It's not every day you get face to face with the robot who will take your job. So yeah, yesterday was special. Also, I made my 50,000th tweet, which I am pretty sure says some not so good things about me.
What will be your job in a robot-filled world?
The question isn't whether robots and artificial intelligence will reshape the workforce, but what things will look like and how humans will fare.
An early session at TED yesterday, "Our robotic overlords," featured Boston Dynamics showing where robots were headed and Apple's Tom Gruber and others talking about the possibilities for AI. But I was more intrigued by the second session, billed as "The human response."
I wanted to hear what ideas the TED conference speakers had on how humans should react. Not surprisingly, there was a lot of talk about a minimum basic income, a widely talked about idea for dealing with mass job disruption. And the CEO of Patreon spoke about how popular artists can earn the equivalent of a salary through crowdsourced funding.
Still, that leaves me wondering what will happen to the bulk of the workforce. Even if guaranteed basic income were to become reality, that seems more of a safety net than an end goal. What does the future look like for the masses that want to work, but aren't musicians or artists?
Is it that we can't envision the jobs of the future or that they just won't exist? TED didn't leave me any clearer on the answer.
But, I did become up close and personal with one of the job killing robots. Check out this piece for a video of Boston Dynamics' Spotmini robot mingling with TED guests.
At least we are finally getting flying cars
Uber wants to have prototype "flying taxis" ready to demonstrate by 2020 and is partnering with a bunch of companies including the cities of Dallas and Dubai as well as series aircraft technology companies including Embraer and Bell Helicopter. It also hopes to charge no more than its current UberX rate of $1.32 per passenger per mile, and potentially lower costs over time.
Kitty Hawk, meanwhile, aims to sell its ultralight aircraft by the end of the year. The upside is you don't need a pilot's license, but the downside is it is only designed to fly in uncontested areas over fresh water.
"Your flying dreams are potentially a lot closer than you think," Kitty Hawk's Todd Reichert told the TED crowd (which probably included many of those most likely to plunk down money for the device, whose price hasn't been announced.)
Reichert said the goal is to to expand the range beyond the current 15 miles and to allow flying in more areas, but acknowledged the former will require improvements in battery technology while the latter means working closely with regulators.
"I realize we are not in the Jetsons yet, but this is the first step," he said.
Pai courts conservatives ahead of net neutrality fight
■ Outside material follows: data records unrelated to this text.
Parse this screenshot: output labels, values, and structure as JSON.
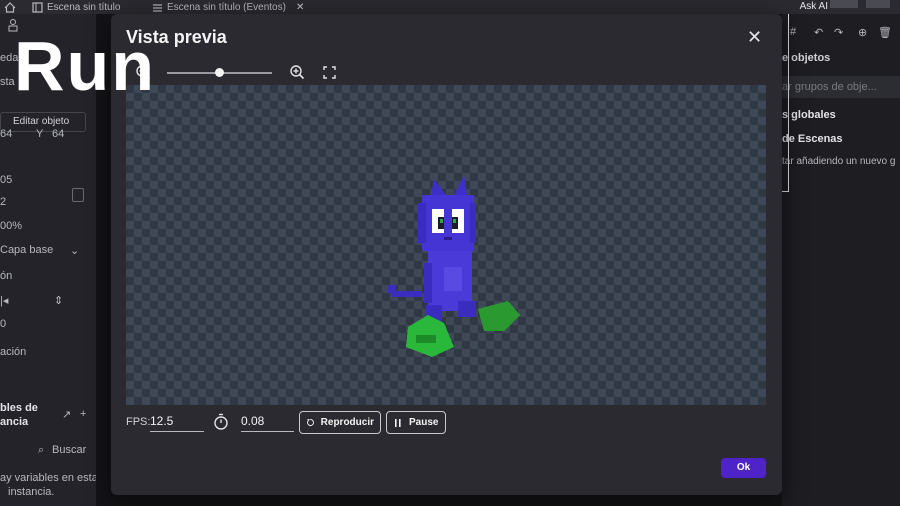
{
  "tabs": [
    {
      "label": "Escena sin título"
    },
    {
      "label": "Escena sin título (Eventos)"
    }
  ],
  "askai_label": "Ask AI",
  "left_panel": {
    "row_a": "eda",
    "row_b": "sta",
    "edit_object_label": "Editar objeto",
    "x_value": "64",
    "y_label": "Y",
    "y_value": "64",
    "value_05": "05",
    "value_2": "2",
    "percent": "00%",
    "layer": "Capa base",
    "section_a": "ón",
    "value_0": "0",
    "section_b": "ación",
    "variables_title_1": "bles de",
    "variables_title_2": "ancia",
    "search_placeholder": "Buscar",
    "empty_1": "ay variables en esta",
    "empty_2": "instancia."
  },
  "right_panel": {
    "header": "e objetos",
    "search_placeholder": "ar grupos de obje...",
    "globals": "s globales",
    "scenes": "de Escenas",
    "hint": "tar añadiendo un nuevo g"
  },
  "modal": {
    "title": "Vista previa",
    "zoom_fraction": 0.5,
    "fps_label": "FPS:",
    "fps_value": "12.5",
    "time_value": "0.08",
    "play_label": "Reproducir",
    "pause_label": "Pause",
    "ok_label": "Ok"
  },
  "overlay_text": "Run",
  "colors": {
    "accent": "#4e23c8",
    "modal_bg": "#2a2a30",
    "checker_dark": "#303844",
    "checker_light": "#3f4856"
  }
}
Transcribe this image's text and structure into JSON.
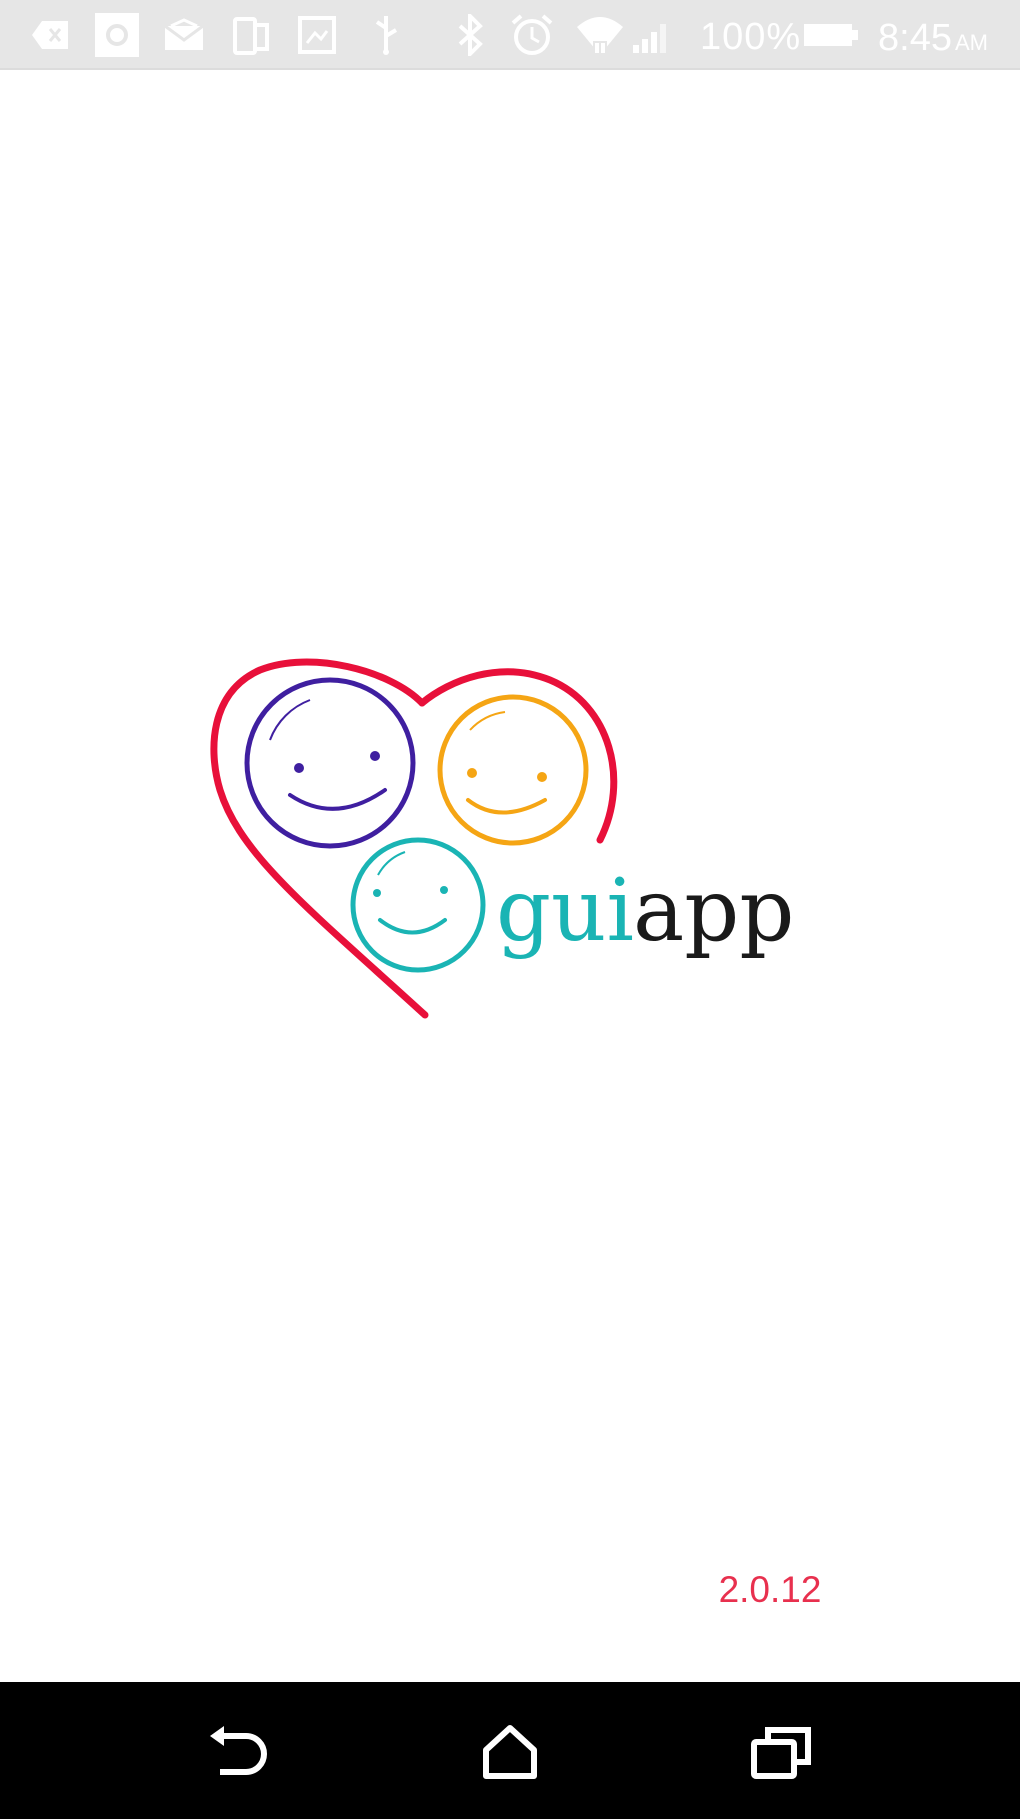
{
  "status_bar": {
    "icons": [
      "notification-back-icon",
      "notification-app-icon",
      "mail-icon",
      "phone-copy-icon",
      "image-icon",
      "usb-icon",
      "bluetooth-icon",
      "alarm-icon",
      "wifi-icon",
      "signal-icon",
      "battery-icon"
    ],
    "battery": "100%",
    "time": "8:45",
    "ampm": "AM",
    "background_color": "#e6e6e6"
  },
  "splash": {
    "logo_text_part1": "gui",
    "logo_text_part2": "app",
    "version": "2.0.12",
    "colors": {
      "heart": "#e8103a",
      "purple_face": "#3f1fa0",
      "orange_face": "#f5a514",
      "teal_face": "#1ab4b4",
      "text_dark": "#1a1a1a",
      "version": "#e8304e"
    }
  },
  "nav_bar": {
    "buttons": [
      "back-icon",
      "home-icon",
      "recent-apps-icon"
    ]
  }
}
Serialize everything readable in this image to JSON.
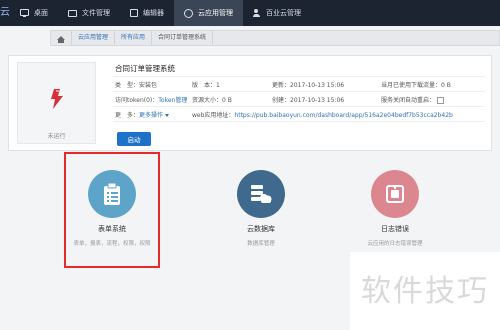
{
  "nav": {
    "items": [
      {
        "label": "桌面",
        "icon": "monitor-icon"
      },
      {
        "label": "文件管理",
        "icon": "folder-icon"
      },
      {
        "label": "编辑器",
        "icon": "edit-icon"
      },
      {
        "label": "云应用管理",
        "icon": "cloud-icon"
      },
      {
        "label": "百业云管理",
        "icon": "users-icon"
      }
    ],
    "active_index": 3,
    "brand_fragment": "云"
  },
  "breadcrumb": {
    "items": [
      "云应用管理",
      "所有应用",
      "合同订单管理系统"
    ]
  },
  "app": {
    "name": "合同订单管理系统",
    "status": "未运行",
    "type_label": "类　型：",
    "type_value": "安装包",
    "version_label": "版　本：",
    "version_value": "1",
    "updated_label": "更新：",
    "updated_value": "2017-10-13 15:06",
    "download_label": "当月已使用下载流量：",
    "download_value": "0 B",
    "token_label": "访问token(0)：",
    "token_link": "Token管理",
    "resource_label": "资源大小：",
    "resource_value": "0 B",
    "created_label": "创建：",
    "created_value": "2017-10-13 15:06",
    "deploy_label": "服务关闭自动重启：",
    "more_label": "更　多：",
    "more_link": "更多操作",
    "url_label": "web应用地址：",
    "url_value": "https://pub.baibaoyun.com/dashboard/app/516a2e04bedf7b53cca2b42b",
    "launch_button": "启动"
  },
  "modules": [
    {
      "title": "表单系统",
      "desc": "表单，报表，流程，权限，权限",
      "color": "#5ea4c9",
      "icon": "form-list-icon"
    },
    {
      "title": "云数据库",
      "desc": "数据库管理",
      "color": "#40698e",
      "icon": "cloud-database-icon"
    },
    {
      "title": "日志错误",
      "desc": "云应用的日志错误管理",
      "color": "#dc8790",
      "icon": "log-error-icon"
    }
  ],
  "watermark": "软件技巧"
}
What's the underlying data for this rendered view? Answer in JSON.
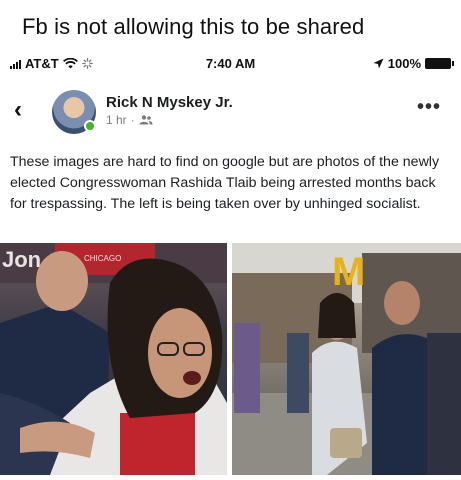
{
  "caption": "Fb is not allowing this to be shared",
  "status_bar": {
    "carrier": "AT&T",
    "time": "7:40 AM",
    "battery": "100%",
    "icons": [
      "signal-icon",
      "wifi-icon",
      "loading-icon",
      "location-arrow-icon",
      "battery-icon"
    ]
  },
  "post": {
    "author": "Rick N Myskey Jr.",
    "time": "1 hr",
    "separator": "·",
    "more": "•••",
    "body": "These images are hard to find on google but are photos of the newly elected Congresswoman Rashida Tlaib being arrested months back for trespassing. The left is being taken over by unhinged socialist.",
    "photos": [
      {
        "sign_text": "Jon",
        "banner_text": "CHICAGO"
      },
      {
        "sign_text": "M"
      }
    ]
  },
  "colors": {
    "online": "#42b72a",
    "text": "#1c1e21",
    "meta": "#7a7d82",
    "police_uniform": "#1f2b44",
    "sign_red": "#b3262d",
    "mcdonalds_yellow": "#e7b21c"
  }
}
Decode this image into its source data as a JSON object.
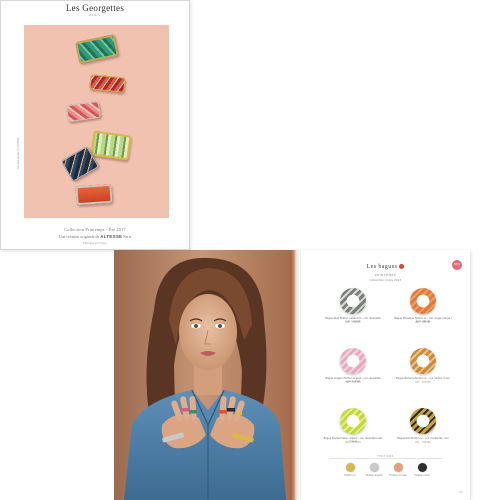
{
  "cover": {
    "brand": "Les Georgettes",
    "brand_sub": "PARIS",
    "side_credit": "Les Georgettes by ALTESSE",
    "collection_line": "Collection Printemps - Été 2017",
    "creation_prefix": "Une création originale de",
    "creation_brand": "ALTESSE",
    "creation_suffix": "Paris",
    "made_in": "Fabriqué en France"
  },
  "product_page": {
    "title": "Les bagues",
    "subtitle_1": "PRINTEMPS",
    "subtitle_2": "Collection mars 2017",
    "badge": "NEW",
    "products": [
      {
        "name": "Bague Stud finition ruthénium - cuir réversible noir / argent",
        "ref": "Réf. : 703340",
        "ring_color": "#7a7f7a",
        "accent": "#d9d9d9"
      },
      {
        "name": "Bague Mosaïque finition or - cuir rouge orangé / bois naturel",
        "ref": "Réf. : 703362",
        "ring_color": "#e07a3c",
        "accent": "#f2a062"
      },
      {
        "name": "Bague Origami finition argent - cuir réversible rose fuchsia",
        "ref": "Réf. : 703353",
        "ring_color": "#e5a9c0",
        "accent": "#f7d3df"
      },
      {
        "name": "Bague Bohème finition or - cuir ambre / brun",
        "ref": "Réf. : 703356",
        "ring_color": "#c98b43",
        "accent": "#f0c27d"
      },
      {
        "name": "Bague Feuille finition argent - cuir réversible vert / jaune",
        "ref": "Réf. : 703344",
        "ring_color": "#c4d63c",
        "accent": "#e5ef8a"
      },
      {
        "name": "Bague Pois finition or - cuir moutarde / noir",
        "ref": "Réf. : 703355",
        "ring_color": "#caa13a",
        "accent": "#2b2b2b"
      }
    ],
    "finishes_label": "FINITIONS",
    "finishes": [
      {
        "name": "Finition or",
        "color": "#d8b650"
      },
      {
        "name": "Finition argent",
        "color": "#c9c9c9"
      },
      {
        "name": "Finition or rose",
        "color": "#e3a17f"
      },
      {
        "name": "Finition noire",
        "color": "#2e2e2e"
      }
    ],
    "page_number": "17"
  },
  "colors": {
    "cover_background": "#f2c2b0",
    "photo_background": "#b77f5c",
    "accent_red": "#d9473c"
  }
}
FCC chairman Ajit Pai has been courting conservative allies before he announces his strategy today to roll back the FCC's net neutrality rules, David reports. Vocal defenders of his plan will give him some cover against the anticipated onslaught of opposition.
Meanwhile, progressives are mobilizing: The accelerators Y Combinator and Techstars gathered signatures from more than 800 startups for a letter released today supporting the current rules, and Democratic lawmakers have already announced press calls to push back on Pai's plan.
On Tap: Twitter reports earnings, TED continues in Vancouver and there is a Senate confirmation hearing for Makan Delrahim, President Donald Trump's pick for top antitrust enforcer at the Justice Department.
Trading Places: GoPro has added Susan Lyne, founder and President of AOL-backed investment fund BBG Ventures, to its board of directors.
ICYMI: An appeals court knocked down Anthony Levandowski's effort to use the Fifth Amendment to avoid turning over documents Waymo is seeking in its trade secrets theft case against Uber...Radio giant iHeartMedia anticipates it may not make it to next year without filing bankruptcy...and, speaking of robots, police in Mountain View arrested a man they accuse of being drunk and knocking down one of their "crime-fighting" robots.